Record extracts ::

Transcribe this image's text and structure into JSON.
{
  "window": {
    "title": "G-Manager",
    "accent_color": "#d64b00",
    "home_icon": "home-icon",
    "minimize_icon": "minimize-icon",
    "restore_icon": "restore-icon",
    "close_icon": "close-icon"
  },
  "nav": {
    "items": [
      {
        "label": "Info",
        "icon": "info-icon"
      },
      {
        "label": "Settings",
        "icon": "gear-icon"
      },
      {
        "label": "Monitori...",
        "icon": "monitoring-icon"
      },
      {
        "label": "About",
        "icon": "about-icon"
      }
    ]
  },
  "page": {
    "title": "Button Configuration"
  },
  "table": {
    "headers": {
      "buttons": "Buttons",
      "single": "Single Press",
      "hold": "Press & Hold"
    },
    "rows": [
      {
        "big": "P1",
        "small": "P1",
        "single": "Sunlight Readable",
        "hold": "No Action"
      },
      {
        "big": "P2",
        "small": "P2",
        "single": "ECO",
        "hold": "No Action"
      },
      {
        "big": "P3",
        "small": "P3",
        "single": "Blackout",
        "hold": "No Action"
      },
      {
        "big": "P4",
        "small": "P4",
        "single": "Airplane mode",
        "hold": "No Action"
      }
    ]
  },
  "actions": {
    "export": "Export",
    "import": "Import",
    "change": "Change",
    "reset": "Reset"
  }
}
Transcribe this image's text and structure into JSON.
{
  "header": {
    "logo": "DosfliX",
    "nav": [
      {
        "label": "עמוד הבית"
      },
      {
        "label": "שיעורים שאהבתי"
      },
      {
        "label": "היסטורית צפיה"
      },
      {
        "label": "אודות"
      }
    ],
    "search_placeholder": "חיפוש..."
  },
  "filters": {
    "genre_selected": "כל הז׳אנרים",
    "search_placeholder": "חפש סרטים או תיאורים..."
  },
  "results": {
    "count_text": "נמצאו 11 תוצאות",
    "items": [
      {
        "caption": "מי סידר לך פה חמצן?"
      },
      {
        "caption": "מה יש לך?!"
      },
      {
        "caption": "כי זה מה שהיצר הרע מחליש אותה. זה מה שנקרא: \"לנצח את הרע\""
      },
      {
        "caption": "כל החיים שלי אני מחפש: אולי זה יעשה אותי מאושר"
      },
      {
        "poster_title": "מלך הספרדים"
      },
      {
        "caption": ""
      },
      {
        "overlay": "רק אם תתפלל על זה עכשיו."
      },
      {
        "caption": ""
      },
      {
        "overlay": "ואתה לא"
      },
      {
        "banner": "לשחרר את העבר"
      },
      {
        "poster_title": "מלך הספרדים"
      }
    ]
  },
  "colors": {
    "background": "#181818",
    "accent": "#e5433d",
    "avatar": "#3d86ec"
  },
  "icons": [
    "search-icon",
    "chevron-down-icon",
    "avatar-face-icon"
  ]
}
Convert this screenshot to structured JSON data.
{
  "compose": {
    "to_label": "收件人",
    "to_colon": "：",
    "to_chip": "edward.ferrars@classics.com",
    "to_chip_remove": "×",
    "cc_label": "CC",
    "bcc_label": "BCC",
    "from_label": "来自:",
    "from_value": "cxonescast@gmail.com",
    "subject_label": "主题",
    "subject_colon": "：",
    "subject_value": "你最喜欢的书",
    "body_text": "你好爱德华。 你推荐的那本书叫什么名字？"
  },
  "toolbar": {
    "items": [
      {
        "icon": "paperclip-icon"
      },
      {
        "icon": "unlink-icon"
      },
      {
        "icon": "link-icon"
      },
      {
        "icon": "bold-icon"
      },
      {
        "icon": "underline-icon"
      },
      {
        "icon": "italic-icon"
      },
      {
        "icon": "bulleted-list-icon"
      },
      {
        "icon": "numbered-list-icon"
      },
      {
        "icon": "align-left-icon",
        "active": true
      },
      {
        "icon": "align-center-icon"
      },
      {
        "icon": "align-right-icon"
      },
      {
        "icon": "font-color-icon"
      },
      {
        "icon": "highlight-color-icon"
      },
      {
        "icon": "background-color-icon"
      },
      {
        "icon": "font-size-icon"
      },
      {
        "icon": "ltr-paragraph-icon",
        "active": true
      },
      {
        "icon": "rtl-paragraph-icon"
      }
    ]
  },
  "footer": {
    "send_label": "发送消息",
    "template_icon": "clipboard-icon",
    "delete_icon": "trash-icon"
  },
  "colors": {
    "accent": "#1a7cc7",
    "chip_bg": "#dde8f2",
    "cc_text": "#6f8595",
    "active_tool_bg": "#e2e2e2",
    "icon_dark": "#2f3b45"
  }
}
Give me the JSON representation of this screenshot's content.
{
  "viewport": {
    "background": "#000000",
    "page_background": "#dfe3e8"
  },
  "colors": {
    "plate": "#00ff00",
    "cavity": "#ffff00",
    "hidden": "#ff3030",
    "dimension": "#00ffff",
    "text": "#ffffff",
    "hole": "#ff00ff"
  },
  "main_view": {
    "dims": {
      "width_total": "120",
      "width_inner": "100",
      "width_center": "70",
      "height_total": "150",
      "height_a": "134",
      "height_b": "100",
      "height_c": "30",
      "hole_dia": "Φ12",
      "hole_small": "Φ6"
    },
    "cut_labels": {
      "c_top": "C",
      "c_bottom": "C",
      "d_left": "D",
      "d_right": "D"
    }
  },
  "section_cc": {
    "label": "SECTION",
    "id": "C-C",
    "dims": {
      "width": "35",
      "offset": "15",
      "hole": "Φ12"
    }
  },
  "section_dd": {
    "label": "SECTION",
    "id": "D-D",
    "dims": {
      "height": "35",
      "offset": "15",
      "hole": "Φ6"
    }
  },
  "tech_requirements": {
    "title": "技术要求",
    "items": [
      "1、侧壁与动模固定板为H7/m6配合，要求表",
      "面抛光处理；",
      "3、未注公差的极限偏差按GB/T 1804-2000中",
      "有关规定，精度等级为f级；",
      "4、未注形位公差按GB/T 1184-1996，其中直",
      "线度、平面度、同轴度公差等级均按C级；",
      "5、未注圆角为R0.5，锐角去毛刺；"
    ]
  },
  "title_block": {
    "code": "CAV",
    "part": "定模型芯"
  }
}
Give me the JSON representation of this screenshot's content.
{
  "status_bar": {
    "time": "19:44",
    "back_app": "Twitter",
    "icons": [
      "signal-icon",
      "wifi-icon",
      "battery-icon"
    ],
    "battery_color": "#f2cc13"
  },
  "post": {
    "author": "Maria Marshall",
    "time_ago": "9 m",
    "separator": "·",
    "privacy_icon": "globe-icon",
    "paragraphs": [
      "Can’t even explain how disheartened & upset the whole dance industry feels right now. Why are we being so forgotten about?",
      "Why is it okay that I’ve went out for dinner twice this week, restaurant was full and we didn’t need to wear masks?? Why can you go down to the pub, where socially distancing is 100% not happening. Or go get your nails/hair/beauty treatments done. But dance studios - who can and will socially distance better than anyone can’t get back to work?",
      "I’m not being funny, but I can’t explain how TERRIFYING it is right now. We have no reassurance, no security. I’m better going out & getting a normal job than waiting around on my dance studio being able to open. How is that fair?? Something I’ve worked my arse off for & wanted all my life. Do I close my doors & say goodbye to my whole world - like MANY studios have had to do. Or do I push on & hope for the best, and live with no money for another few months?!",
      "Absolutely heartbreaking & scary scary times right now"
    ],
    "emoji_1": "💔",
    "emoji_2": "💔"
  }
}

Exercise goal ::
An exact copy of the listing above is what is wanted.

Task output ::
Transcribe this image's text and structure into JSON.
{
  "window": {
    "title": "G-Manager",
    "accent_color": "#d64b00",
    "home_icon": "home-icon",
    "minimize_icon": "minimize-icon",
    "restore_icon": "restore-icon",
    "close_icon": "close-icon"
  },
  "nav": {
    "items": [
      {
        "label": "Info",
        "icon": "info-icon"
      },
      {
        "label": "Settings",
        "icon": "gear-icon"
      },
      {
        "label": "Monitori...",
        "icon": "monitoring-icon"
      },
      {
        "label": "About",
        "icon": "about-icon"
      }
    ]
  },
  "page": {
    "title": "Button Configuration"
  },
  "table": {
    "headers": {
      "buttons": "Buttons",
      "single": "Single Press",
      "hold": "Press & Hold"
    },
    "rows": [
      {
        "big": "P1",
        "small": "P1",
        "single": "Sunlight Readable",
        "hold": "No Action"
      },
      {
        "big": "P2",
        "small": "P2",
        "single": "ECO",
        "hold": "No Action"
      },
      {
        "big": "P3",
        "small": "P3",
        "single": "Blackout",
        "hold": "No Action"
      },
      {
        "big": "P4",
        "small": "P4",
        "single": "Airplane mode",
        "hold": "No Action"
      }
    ]
  },
  "actions": {
    "export": "Export",
    "import": "Import",
    "change": "Change",
    "reset": "Reset"
  }
}
Transcribe this image's text and structure into JSON.
{
  "header": {
    "logo": "DosfliX",
    "nav": [
      {
        "label": "עמוד הבית"
      },
      {
        "label": "שיעורים שאהבתי"
      },
      {
        "label": "היסטורית צפיה"
      },
      {
        "label": "אודות"
      }
    ],
    "search_placeholder": "חיפוש..."
  },
  "filters": {
    "genre_selected": "כל הז׳אנרים",
    "search_placeholder": "חפש סרטים או תיאורים..."
  },
  "results": {
    "count_text": "נמצאו 11 תוצאות",
    "items": [
      {
        "caption": "מי סידר לך פה חמצן?"
      },
      {
        "caption": "מה יש לך?!"
      },
      {
        "caption": "כי זה מה שהיצר הרע מחליש אותה. זה מה שנקרא: \"לנצח את הרע\""
      },
      {
        "caption": "כל החיים שלי אני מחפש: אולי זה יעשה אותי מאושר"
      },
      {
        "poster_title": "מלך הספרדים"
      },
      {
        "caption": ""
      },
      {
        "overlay": "רק אם תתפלל על זה עכשיו."
      },
      {
        "caption": ""
      },
      {
        "overlay": "ואתה לא"
      },
      {
        "banner": "לשחרר את העבר"
      },
      {
        "poster_title": "מלך הספרדים"
      }
    ]
  },
  "colors": {
    "background": "#181818",
    "accent": "#e5433d",
    "avatar": "#3d86ec"
  },
  "icons": [
    "search-icon",
    "chevron-down-icon",
    "avatar-face-icon"
  ]
}
Convert this screenshot to structured JSON data.
{
  "compose": {
    "to_label": "收件人",
    "to_colon": "：",
    "to_chip": "edward.ferrars@classics.com",
    "to_chip_remove": "×",
    "cc_label": "CC",
    "bcc_label": "BCC",
    "from_label": "来自:",
    "from_value": "cxonescast@gmail.com",
    "subject_label": "主题",
    "subject_colon": "：",
    "subject_value": "你最喜欢的书",
    "body_text": "你好爱德华。 你推荐的那本书叫什么名字？"
  },
  "toolbar": {
    "items": [
      {
        "icon": "paperclip-icon"
      },
      {
        "icon": "unlink-icon"
      },
      {
        "icon": "link-icon"
      },
      {
        "icon": "bold-icon"
      },
      {
        "icon": "underline-icon"
      },
      {
        "icon": "italic-icon"
      },
      {
        "icon": "bulleted-list-icon"
      },
      {
        "icon": "numbered-list-icon"
      },
      {
        "icon": "align-left-icon",
        "active": true
      },
      {
        "icon": "align-center-icon"
      },
      {
        "icon": "align-right-icon"
      },
      {
        "icon": "font-color-icon"
      },
      {
        "icon": "highlight-color-icon"
      },
      {
        "icon": "background-color-icon"
      },
      {
        "icon": "font-size-icon"
      },
      {
        "icon": "ltr-paragraph-icon",
        "active": true
      },
      {
        "icon": "rtl-paragraph-icon"
      }
    ]
  },
  "footer": {
    "send_label": "发送消息",
    "template_icon": "clipboard-icon",
    "delete_icon": "trash-icon"
  },
  "colors": {
    "accent": "#1a7cc7",
    "chip_bg": "#dde8f2",
    "cc_text": "#6f8595",
    "active_tool_bg": "#e2e2e2",
    "icon_dark": "#2f3b45"
  }
}
Give me the JSON representation of this screenshot's content.
{
  "viewport": {
    "background": "#000000",
    "page_background": "#dfe3e8"
  },
  "colors": {
    "plate": "#00ff00",
    "cavity": "#ffff00",
    "hidden": "#ff3030",
    "dimension": "#00ffff",
    "text": "#ffffff",
    "hole": "#ff00ff"
  },
  "main_view": {
    "dims": {
      "width_total": "120",
      "width_inner": "100",
      "width_center": "70",
      "height_total": "150",
      "height_a": "134",
      "height_b": "100",
      "height_c": "30",
      "hole_dia": "Φ12",
      "hole_small": "Φ6"
    },
    "cut_labels": {
      "c_top": "C",
      "c_bottom": "C",
      "d_left": "D",
      "d_right": "D"
    }
  },
  "section_cc": {
    "label": "SECTION",
    "id": "C-C",
    "dims": {
      "width": "35",
      "offset": "15",
      "hole": "Φ12"
    }
  },
  "section_dd": {
    "label": "SECTION",
    "id": "D-D",
    "dims": {
      "height": "35",
      "offset": "15",
      "hole": "Φ6"
    }
  },
  "tech_requirements": {
    "title": "技术要求",
    "items": [
      "1、侧壁与动模固定板为H7/m6配合，要求表",
      "面抛光处理；",
      "3、未注公差的极限偏差按GB/T 1804-2000中",
      "有关规定，精度等级为f级；",
      "4、未注形位公差按GB/T 1184-1996，其中直",
      "线度、平面度、同轴度公差等级均按C级；",
      "5、未注圆角为R0.5，锐角去毛刺；"
    ]
  },
  "title_block": {
    "code": "CAV",
    "part": "定模型芯"
  }
}
Give me the JSON representation of this screenshot's content.
{
  "status_bar": {
    "time": "19:44",
    "back_app": "Twitter",
    "icons": [
      "signal-icon",
      "wifi-icon",
      "battery-icon"
    ],
    "battery_color": "#f2cc13"
  },
  "post": {
    "author": "Maria Marshall",
    "time_ago": "9 m",
    "separator": "·",
    "privacy_icon": "globe-icon",
    "paragraphs": [
      "Can’t even explain how disheartened & upset the whole dance industry feels right now. Why are we being so forgotten about?",
      "Why is it okay that I’ve went out for dinner twice this week, restaurant was full and we didn’t need to wear masks?? Why can you go down to the pub, where socially distancing is 100% not happening. Or go get your nails/hair/beauty treatments done. But dance studios - who can and will socially distance better than anyone can’t get back to work?",
      "I’m not being funny, but I can’t explain how TERRIFYING it is right now. We have no reassurance, no security. I’m better going out & getting a normal job than waiting around on my dance studio being able to open. How is that fair?? Something I’ve worked my arse off for & wanted all my life. Do I close my doors & say goodbye to my whole world - like MANY studios have had to do. Or do I push on & hope for the best, and live with no money for another few months?!",
      "Absolutely heartbreaking & scary scary times right now"
    ],
    "emoji_1": "💔",
    "emoji_2": "💔"
  }
}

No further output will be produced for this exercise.